    Of course, within reason, one wouldn’t want one in a studio :)

    But that said, you are quite right, so many apartment people don’t exercise their dogs nearly enough. I think it fits with Twisty’s point of people walking their dogs in insane heat, and not having their dogs trained … people simply don’t know dogs.

  17. alphabitch

    Yeah, they also kept wiping her footpads with rubbing alcohol, which seemed to help some in addition to the IV. The vet did say that getting them wet helps a little bit in terms of their comfort, but not all that much in the way of lowering their temperatures. I guess Tillie’s temp was up to 108. Her mom was a wreck. The awful part was she was staying at the vet’s kennel when it happened. She heard the thunder and tried to escape – got out into the dog run when no one was watching. It took about half an hour.

    Brain tumors, yikes. Poor thing.

  18. Chris Clarke

    Thanks for the canine safety PSA, Twisty. I was in Death Valley this weekend, with a temperature of 117 in the shade, and some people had brought their dogs. Insane.

  19. Chris Clarke

    Thanks for the canine safety PSA, Twisty. I was in Death Valley this weekend, with a temperature of 117 in the shade, and some people had brought their dogs. Insane.

  20. larkspur

    Yeah, I have a golden retriever whose humans engage me to baby-sit him from time to time, either for walks or for overnights. If it’s hot, he and I are up at the crack of dawn for our hike, and I bring water, and I go on a nearby route that has lots of trees and dirt paths. Plus I know where to find (in all but the driest months of summer) little creeks or wallows (can’t really call ‘em swimming holes) that he can wade into and cool off his sweet furry tummy.

    But he is such a good, happy boy, that yes – he’d go out hiking anyway, whether or not it was too hot. He’s all about the “Ooh, something fun is sure to happen! Let’s go let’s go let’s go”. He needs me to make some decisions for him.

    I luff li’l Bertie, btw.

  21. larkspur

    Oh, just to clarify…I’m in Northern California, just north of San Francisco. Most of the time – with the exception only of infrequent round-the-clock super-heat wave conditions – being up at the crack of dawn means blessedly cool conditions.

  22. Amanda

    My main problem is convincing the cats that 98 out is not good weather for their (supervised) outside time.

  23. Mrs. Coulter

    The thing that boggles my mind are the Federal employees who jog around the National Mall during their lunch hour in the summer.
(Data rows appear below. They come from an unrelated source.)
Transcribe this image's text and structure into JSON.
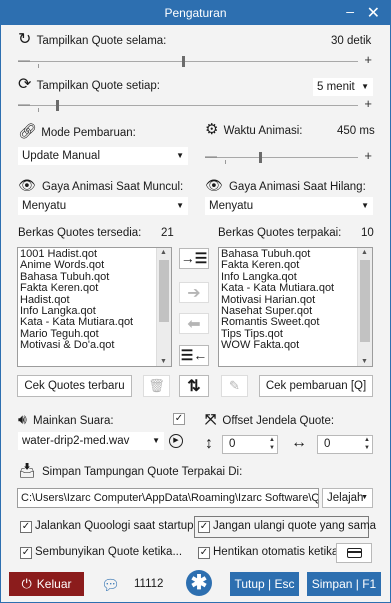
{
  "window": {
    "title": "Pengaturan",
    "minimize_glyph": "–",
    "close_glyph": "✕"
  },
  "quote_duration": {
    "label": "Tampilkan Quote selama:",
    "value": "30 detik",
    "icon": "refresh-icon"
  },
  "quote_interval": {
    "label": "Tampilkan Quote setiap:",
    "value": "5 menit",
    "icon": "sync-icon"
  },
  "update_mode": {
    "label": "Mode Pembaruan:",
    "value": "Update Manual",
    "icon": "link-icon"
  },
  "animation_time": {
    "label": "Waktu Animasi:",
    "value": "450 ms",
    "icon": "gears-icon"
  },
  "anim_show": {
    "label": "Gaya Animasi Saat Muncul:",
    "value": "Menyatu",
    "icon": "eye-icon"
  },
  "anim_hide": {
    "label": "Gaya Animasi Saat Hilang:",
    "value": "Menyatu",
    "icon": "eye-icon"
  },
  "available": {
    "label": "Berkas Quotes tersedia:",
    "count": "21",
    "items": [
      "1001 Hadist.qot",
      "Anime Words.qot",
      "Bahasa Tubuh.qot",
      "Fakta Keren.qot",
      "Hadist.qot",
      "Info Langka.qot",
      "Kata - Kata Mutiara.qot",
      "Mario Teguh.qot",
      "Motivasi & Do'a.qot"
    ]
  },
  "used": {
    "label": "Berkas Quotes terpakai:",
    "count": "10",
    "items": [
      "Bahasa Tubuh.qot",
      "Fakta Keren.qot",
      "Info Langka.qot",
      "Kata - Kata Mutiara.qot",
      "Motivasi Harian.qot",
      "Nasehat Super.qot",
      "Romantis Sweet.qot",
      "Tips Tips.qot",
      "WOW Fakta.qot"
    ]
  },
  "buttons": {
    "check_quotes": "Cek Quotes terbaru",
    "check_update": "Cek pembaruan [Q]",
    "exit": "Keluar",
    "close_esc": "Tutup | Esc",
    "save": "Simpan | F1",
    "browse": "Jelajah"
  },
  "sound": {
    "label": "Mainkan Suara:",
    "file": "water-drip2-med.wav",
    "checked": true
  },
  "offset": {
    "label": "Offset Jendela Quote:",
    "vertical": "0",
    "horizontal": "0"
  },
  "storage": {
    "label": "Simpan Tampungan Quote Terpakai Di:",
    "path": "C:\\Users\\Izarc Computer\\AppData\\Roaming\\Izarc Software\\Q"
  },
  "options": {
    "run_startup": "Jalankan Quoologi saat startup",
    "no_repeat": "Jangan ulangi quote yang sama",
    "hide_quote": "Sembunyikan Quote ketika...",
    "auto_stop": "Hentikan otomatis ketika"
  },
  "footer": {
    "count": "11112"
  },
  "colors": {
    "titlebar": "#2d6fb0",
    "exit": "#8b1c1c",
    "primary": "#2d6fb0"
  }
}
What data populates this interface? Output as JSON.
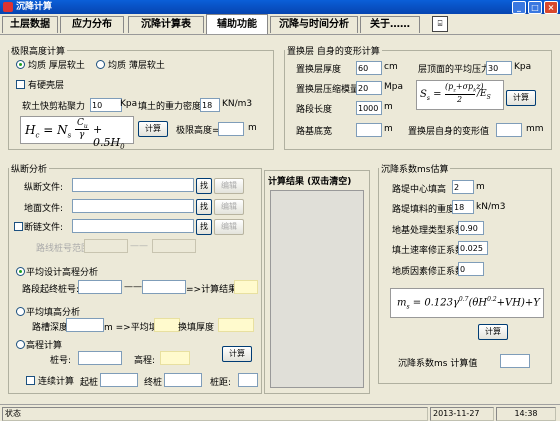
{
  "app": {
    "title": "沉降计算"
  },
  "tabs": [
    {
      "label": "土层数据"
    },
    {
      "label": "应力分布"
    },
    {
      "label": "沉降计算表"
    },
    {
      "label": "辅助功能"
    },
    {
      "label": "沉降与时间分析"
    },
    {
      "label": "关于……"
    }
  ],
  "limit_height": {
    "title": "极限高度计算",
    "radio1": "均质 厚层软土",
    "radio2": "均质 薄层软土",
    "hard_crust": "有硬壳层",
    "cohesion_label": "软土快剪粘聚力",
    "cohesion_value": "10",
    "cohesion_unit": "Kpa",
    "density_label": "填土的重力密度",
    "density_value": "18",
    "density_unit": "KN/m3",
    "calc_button": "计算",
    "result_label": "极限高度=",
    "result_unit": "m"
  },
  "crust_deform": {
    "title": "置换层 自身的变形计算",
    "thickness_label": "置换层厚度",
    "thickness_value": "60",
    "thickness_unit": "cm",
    "avg_pressure_label": "层顶面的平均压力",
    "avg_pressure_value": "30",
    "avg_pressure_unit": "Kpa",
    "modulus_label": "置换层压缩模量",
    "modulus_value": "20",
    "modulus_unit": "Mpa",
    "slope_label": "路段长度",
    "slope_value": "1000",
    "slope_unit": "m",
    "calc_button": "计算",
    "width_label": "路基底宽",
    "width_unit": "m",
    "self_deform_label": "置换层自身的变形值",
    "self_deform_unit": "mm"
  },
  "section": {
    "title": "纵断分析",
    "long_file": "纵断文件:",
    "ground_file": "地面文件:",
    "break_file": "断链文件:",
    "browse": "找",
    "edit": "编辑",
    "station_range": "路线桩号范围:",
    "dash": "——",
    "opt_avg_design": "平均设计高程分析",
    "start_end": "路段起终桩号:",
    "to_result": "=>计算结果",
    "opt_avg_fill": "平均填高分析",
    "trench_depth": "路槽深度",
    "trench_unit": "m =>平均填高",
    "replace_thickness": "换填厚度",
    "opt_elev": "高程计算",
    "pile_no": "桩号:",
    "elev": "高程:",
    "calc_button": "计算",
    "continuous": "连续计算",
    "start_pile": "起桩",
    "end_pile": "终桩",
    "pile_dist": "桩距:"
  },
  "result_panel": {
    "title": "计算结果 (双击清空)"
  },
  "ms_coef": {
    "title": "沉降系数ms估算",
    "center_fill": "路堤中心填高",
    "center_fill_value": "2",
    "center_fill_unit": "m",
    "unit_weight": "路堤填料的重度",
    "unit_weight_value": "18",
    "unit_weight_unit": "kN/m3",
    "treatment": "地基处理类型系数",
    "treatment_value": "0.90",
    "rate": "填土速率修正系数",
    "rate_value": "0.025",
    "geology": "地质因素修正系数",
    "geology_value": "0",
    "calc_button": "计算",
    "result_label": "沉降系数ms 计算值"
  },
  "status": {
    "state": "状态",
    "date": "2013-11-27",
    "time": "14:38"
  }
}
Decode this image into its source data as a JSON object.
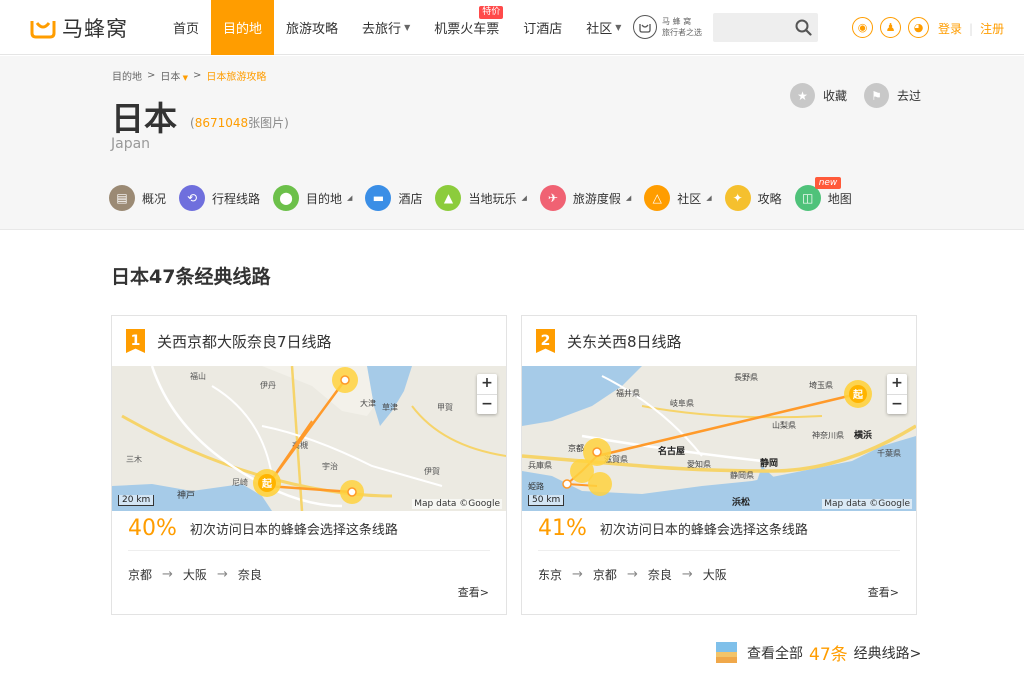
{
  "nav": {
    "logo_text": "马蜂窝",
    "items": [
      {
        "label": "首页"
      },
      {
        "label": "目的地"
      },
      {
        "label": "旅游攻略"
      },
      {
        "label": "去旅行"
      },
      {
        "label": "机票火车票",
        "badge": "特价"
      },
      {
        "label": "订酒店"
      },
      {
        "label": "社区"
      }
    ],
    "brand_line1": "马 蜂 窝",
    "brand_line2": "旅行者之选",
    "search_placeholder": "",
    "login": "登录",
    "register": "注册",
    "social_icons": [
      "weibo-icon",
      "qq-icon",
      "wechat-icon"
    ],
    "accent_color": "#ff9d00"
  },
  "breadcrumb": {
    "root": "目的地",
    "country": "日本",
    "current": "日本旅游攻略"
  },
  "country": {
    "name": "日本",
    "photo_count": "8671048",
    "photo_suffix": "张图片",
    "english": "Japan"
  },
  "actions": {
    "favorite": "收藏",
    "been": "去过"
  },
  "subnav": [
    {
      "label": "概况",
      "icon": "overview-icon",
      "color": "#9b8a74",
      "dropdown": false
    },
    {
      "label": "行程线路",
      "icon": "route-icon",
      "color": "#6f6fdd",
      "dropdown": false
    },
    {
      "label": "目的地",
      "icon": "location-pin-icon",
      "color": "#6cc04a",
      "dropdown": true
    },
    {
      "label": "酒店",
      "icon": "bed-icon",
      "color": "#3a8ee6",
      "dropdown": false
    },
    {
      "label": "当地玩乐",
      "icon": "mountain-icon",
      "color": "#8ccc3c",
      "dropdown": true
    },
    {
      "label": "旅游度假",
      "icon": "plane-icon",
      "color": "#f06273",
      "dropdown": true
    },
    {
      "label": "社区",
      "icon": "community-icon",
      "color": "#ff9d00",
      "dropdown": true
    },
    {
      "label": "攻略",
      "icon": "compass-icon",
      "color": "#f5c02e",
      "dropdown": false
    },
    {
      "label": "地图",
      "icon": "map-icon",
      "color": "#4fc27a",
      "dropdown": false,
      "badge": "new"
    }
  ],
  "section": {
    "title": "日本47条经典线路"
  },
  "routes": [
    {
      "rank": "1",
      "title": "关西京都大阪奈良7日线路",
      "percent": "40%",
      "desc": "初次访问日本的蜂蜂会选择这条线路",
      "stops": [
        "京都",
        "大阪",
        "奈良"
      ],
      "map_scale": "20 km",
      "map_attribution": "Map data ©Google",
      "start_marker": "起",
      "map_labels": [
        "福山",
        "伊丹",
        "大津",
        "草津",
        "甲賀",
        "三木",
        "高槻",
        "宇治",
        "伊賀",
        "尼崎",
        "神戸"
      ],
      "view": "查看>"
    },
    {
      "rank": "2",
      "title": "关东关西8日线路",
      "percent": "41%",
      "desc": "初次访问日本的蜂蜂会选择这条线路",
      "stops": [
        "东京",
        "京都",
        "奈良",
        "大阪"
      ],
      "map_scale": "50 km",
      "map_attribution": "Map data ©Google",
      "start_marker": "起",
      "map_labels": [
        "長野県",
        "福井県",
        "岐阜県",
        "埼玉県",
        "山梨県",
        "京都",
        "滋賀県",
        "名古屋",
        "愛知県",
        "神奈川県",
        "横浜",
        "兵庫県",
        "静岡県",
        "静岡",
        "千葉県",
        "姫路",
        "浜松"
      ],
      "view": "查看>"
    }
  ],
  "view_all": {
    "prefix": "查看全部",
    "count": "47条",
    "suffix": "经典线路>"
  },
  "map_zoom": {
    "plus": "+",
    "minus": "−"
  }
}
I mean, it’s freakin’ 98 degrees, 98% humidity, and there are cars driving all around you. Any cardiac benefit you derive from this jog must be outweighed by the damage to your lungs.

    My dog, at least, has the good sense to come inside when it’s this bloody hot. He runs out into the yard to pee, bark for five minutes at the mailman, and then he’s ready to come back in (in nice weather, he will beg to spend the entire day out in our fenced yard). My cats, on the other hand, are just like Amanda’s. Determined to lie outside on the patio, which, at least, is shady. I open the door, call them in, and they give me that look: “What do you think I am? A dog? I do nothing at your beck and call.”

  24. moses

    I think he is more upset about the jogger who takes great care of his dog while excersing, and lets Fido take a huge dump in “Varmints” yard for being the local fucktard.

Leave a Reply

Your email address will not be published.

You may use these HTML tags and attributes: <a href="" title=""> <abbr title=""> <acronym title=""> <b> <blockquote cite=""> <cite> <code> <del datetime=""> <em> <i> <q cite=""> <strike> <strong>